> Task details
Please copy every line from the following entries in which the word "icon" appears.

(Interface dataset entries)
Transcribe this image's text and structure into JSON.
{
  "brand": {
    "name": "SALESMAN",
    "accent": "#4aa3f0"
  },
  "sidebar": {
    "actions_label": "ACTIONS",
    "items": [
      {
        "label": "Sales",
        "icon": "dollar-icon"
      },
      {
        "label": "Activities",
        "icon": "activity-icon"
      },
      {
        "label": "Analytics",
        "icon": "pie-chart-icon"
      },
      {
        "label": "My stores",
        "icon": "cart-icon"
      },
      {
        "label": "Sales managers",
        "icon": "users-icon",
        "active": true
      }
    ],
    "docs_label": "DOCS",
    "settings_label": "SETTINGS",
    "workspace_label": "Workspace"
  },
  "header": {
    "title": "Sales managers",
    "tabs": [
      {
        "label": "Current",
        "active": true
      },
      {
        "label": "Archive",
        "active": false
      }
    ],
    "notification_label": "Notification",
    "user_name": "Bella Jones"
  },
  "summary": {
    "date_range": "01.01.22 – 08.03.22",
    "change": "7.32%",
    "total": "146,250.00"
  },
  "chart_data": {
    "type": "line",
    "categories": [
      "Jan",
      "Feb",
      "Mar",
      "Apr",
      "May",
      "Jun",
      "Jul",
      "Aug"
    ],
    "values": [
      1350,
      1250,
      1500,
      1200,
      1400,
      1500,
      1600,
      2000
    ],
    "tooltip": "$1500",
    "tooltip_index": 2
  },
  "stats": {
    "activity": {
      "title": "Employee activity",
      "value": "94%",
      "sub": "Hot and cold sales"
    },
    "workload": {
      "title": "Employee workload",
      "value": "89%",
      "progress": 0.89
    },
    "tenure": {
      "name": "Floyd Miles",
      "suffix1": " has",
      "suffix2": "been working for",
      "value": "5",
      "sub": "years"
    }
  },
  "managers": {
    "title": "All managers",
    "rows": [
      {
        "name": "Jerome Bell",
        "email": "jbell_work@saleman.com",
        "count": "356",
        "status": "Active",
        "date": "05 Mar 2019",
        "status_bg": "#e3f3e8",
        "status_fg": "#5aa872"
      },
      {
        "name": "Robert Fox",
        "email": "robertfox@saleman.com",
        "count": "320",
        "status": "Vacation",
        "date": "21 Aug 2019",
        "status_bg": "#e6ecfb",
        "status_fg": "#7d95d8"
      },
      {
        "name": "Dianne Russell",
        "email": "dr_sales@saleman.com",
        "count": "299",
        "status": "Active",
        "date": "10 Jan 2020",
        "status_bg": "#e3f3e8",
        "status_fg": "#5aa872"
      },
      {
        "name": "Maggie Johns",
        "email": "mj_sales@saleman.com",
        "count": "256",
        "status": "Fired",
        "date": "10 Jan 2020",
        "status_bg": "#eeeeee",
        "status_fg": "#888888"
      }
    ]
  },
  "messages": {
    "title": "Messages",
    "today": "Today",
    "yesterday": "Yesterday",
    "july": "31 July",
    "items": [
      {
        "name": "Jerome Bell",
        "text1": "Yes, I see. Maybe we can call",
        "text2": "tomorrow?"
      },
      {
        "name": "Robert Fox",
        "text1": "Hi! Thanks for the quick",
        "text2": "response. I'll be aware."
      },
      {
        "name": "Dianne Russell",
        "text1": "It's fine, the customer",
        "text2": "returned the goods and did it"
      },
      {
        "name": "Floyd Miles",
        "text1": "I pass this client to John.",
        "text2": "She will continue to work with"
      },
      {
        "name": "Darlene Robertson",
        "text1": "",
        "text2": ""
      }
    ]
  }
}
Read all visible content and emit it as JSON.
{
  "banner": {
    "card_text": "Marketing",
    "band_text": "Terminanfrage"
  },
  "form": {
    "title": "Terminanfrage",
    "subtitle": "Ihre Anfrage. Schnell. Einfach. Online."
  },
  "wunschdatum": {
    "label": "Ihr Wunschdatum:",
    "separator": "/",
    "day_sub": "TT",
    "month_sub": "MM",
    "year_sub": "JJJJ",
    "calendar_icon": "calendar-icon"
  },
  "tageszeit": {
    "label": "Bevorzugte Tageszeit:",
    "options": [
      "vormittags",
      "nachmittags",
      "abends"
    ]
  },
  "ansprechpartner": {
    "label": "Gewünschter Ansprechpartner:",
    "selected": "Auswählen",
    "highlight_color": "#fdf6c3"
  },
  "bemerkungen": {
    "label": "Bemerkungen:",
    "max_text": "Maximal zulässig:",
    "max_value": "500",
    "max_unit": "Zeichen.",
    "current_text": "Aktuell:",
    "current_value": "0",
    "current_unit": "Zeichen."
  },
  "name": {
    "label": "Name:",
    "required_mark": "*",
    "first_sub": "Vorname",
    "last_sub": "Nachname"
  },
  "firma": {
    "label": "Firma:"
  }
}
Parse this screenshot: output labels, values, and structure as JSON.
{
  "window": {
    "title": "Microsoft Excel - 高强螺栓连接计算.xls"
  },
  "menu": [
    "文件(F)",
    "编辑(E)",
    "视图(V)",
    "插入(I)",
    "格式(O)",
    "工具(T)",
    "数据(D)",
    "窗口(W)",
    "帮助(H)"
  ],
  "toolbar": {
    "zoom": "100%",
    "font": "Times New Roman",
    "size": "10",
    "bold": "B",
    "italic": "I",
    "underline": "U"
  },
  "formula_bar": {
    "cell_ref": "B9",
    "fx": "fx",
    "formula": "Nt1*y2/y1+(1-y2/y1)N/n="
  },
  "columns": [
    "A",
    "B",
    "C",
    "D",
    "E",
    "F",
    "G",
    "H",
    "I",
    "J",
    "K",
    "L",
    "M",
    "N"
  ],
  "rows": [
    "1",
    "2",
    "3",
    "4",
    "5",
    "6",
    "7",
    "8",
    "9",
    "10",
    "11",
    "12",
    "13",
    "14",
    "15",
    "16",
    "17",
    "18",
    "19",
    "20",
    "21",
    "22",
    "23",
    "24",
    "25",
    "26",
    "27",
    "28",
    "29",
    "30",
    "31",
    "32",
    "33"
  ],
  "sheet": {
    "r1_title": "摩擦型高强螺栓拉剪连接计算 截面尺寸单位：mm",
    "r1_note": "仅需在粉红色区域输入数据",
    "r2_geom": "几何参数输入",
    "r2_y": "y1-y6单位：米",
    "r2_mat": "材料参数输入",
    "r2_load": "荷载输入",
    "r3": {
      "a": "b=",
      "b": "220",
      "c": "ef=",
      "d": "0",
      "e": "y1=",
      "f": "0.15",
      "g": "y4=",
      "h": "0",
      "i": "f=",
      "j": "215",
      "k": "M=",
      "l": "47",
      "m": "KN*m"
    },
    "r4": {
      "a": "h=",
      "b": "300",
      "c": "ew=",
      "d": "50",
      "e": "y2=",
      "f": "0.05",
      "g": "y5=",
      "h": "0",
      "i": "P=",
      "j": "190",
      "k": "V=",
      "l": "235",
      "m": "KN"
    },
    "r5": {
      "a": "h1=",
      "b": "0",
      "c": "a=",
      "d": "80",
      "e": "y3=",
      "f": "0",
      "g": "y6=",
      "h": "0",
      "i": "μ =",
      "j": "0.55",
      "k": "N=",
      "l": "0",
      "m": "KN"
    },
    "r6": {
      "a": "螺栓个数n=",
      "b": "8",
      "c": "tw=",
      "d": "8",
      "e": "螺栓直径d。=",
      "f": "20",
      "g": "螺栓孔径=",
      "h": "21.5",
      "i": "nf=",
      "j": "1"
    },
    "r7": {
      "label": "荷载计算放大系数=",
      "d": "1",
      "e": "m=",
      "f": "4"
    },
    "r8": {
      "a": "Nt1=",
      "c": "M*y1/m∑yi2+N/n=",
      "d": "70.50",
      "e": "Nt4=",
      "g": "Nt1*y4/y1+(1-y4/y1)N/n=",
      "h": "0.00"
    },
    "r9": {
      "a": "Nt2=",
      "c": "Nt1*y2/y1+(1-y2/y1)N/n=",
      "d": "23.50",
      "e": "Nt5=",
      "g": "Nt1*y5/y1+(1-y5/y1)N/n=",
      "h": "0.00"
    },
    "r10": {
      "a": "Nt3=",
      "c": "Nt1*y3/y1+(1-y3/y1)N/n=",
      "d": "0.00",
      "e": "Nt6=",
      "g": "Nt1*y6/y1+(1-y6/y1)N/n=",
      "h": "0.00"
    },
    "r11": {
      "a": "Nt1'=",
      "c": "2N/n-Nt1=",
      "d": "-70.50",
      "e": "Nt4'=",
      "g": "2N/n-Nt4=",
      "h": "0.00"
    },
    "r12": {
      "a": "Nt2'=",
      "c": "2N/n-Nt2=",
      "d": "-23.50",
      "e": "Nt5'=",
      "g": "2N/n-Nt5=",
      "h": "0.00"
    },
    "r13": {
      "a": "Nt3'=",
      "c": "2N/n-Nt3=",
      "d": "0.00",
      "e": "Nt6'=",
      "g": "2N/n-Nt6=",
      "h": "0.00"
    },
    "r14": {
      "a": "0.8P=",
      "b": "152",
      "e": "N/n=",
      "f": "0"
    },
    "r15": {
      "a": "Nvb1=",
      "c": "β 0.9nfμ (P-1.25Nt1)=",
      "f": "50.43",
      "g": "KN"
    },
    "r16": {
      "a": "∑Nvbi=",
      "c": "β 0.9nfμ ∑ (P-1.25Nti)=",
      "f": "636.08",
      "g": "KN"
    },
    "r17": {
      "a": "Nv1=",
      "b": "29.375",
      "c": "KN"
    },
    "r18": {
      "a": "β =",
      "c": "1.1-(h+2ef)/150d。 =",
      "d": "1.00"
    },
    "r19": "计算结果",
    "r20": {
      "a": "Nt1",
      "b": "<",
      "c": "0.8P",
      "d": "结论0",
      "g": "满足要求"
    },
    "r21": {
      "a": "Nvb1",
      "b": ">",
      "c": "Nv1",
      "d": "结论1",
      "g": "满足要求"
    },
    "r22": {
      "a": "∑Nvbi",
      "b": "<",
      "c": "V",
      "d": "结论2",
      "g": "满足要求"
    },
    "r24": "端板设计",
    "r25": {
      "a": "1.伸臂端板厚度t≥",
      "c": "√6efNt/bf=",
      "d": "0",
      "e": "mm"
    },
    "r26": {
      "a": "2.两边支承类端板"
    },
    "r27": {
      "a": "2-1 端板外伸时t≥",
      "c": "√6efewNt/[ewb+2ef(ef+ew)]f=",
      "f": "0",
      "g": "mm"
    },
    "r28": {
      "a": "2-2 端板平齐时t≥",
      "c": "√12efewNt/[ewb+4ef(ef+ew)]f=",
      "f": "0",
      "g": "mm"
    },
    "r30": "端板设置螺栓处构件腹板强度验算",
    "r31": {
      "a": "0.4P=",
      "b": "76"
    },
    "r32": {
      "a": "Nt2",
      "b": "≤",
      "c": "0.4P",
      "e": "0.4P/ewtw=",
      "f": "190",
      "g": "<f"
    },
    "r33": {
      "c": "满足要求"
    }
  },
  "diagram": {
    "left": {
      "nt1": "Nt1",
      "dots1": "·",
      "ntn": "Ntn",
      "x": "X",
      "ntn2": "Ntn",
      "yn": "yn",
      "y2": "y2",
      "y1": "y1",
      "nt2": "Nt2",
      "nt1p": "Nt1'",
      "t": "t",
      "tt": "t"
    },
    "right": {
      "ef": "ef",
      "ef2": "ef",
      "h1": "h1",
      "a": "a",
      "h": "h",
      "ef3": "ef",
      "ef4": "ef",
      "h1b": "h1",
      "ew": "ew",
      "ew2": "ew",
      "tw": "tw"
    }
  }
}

> Answer space
        "icon": "dollar-icon"
        "icon": "activity-icon"
        "icon": "pie-chart-icon"
        "icon": "cart-icon"
        "icon": "users-icon",
    "calendar_icon": "calendar-icon"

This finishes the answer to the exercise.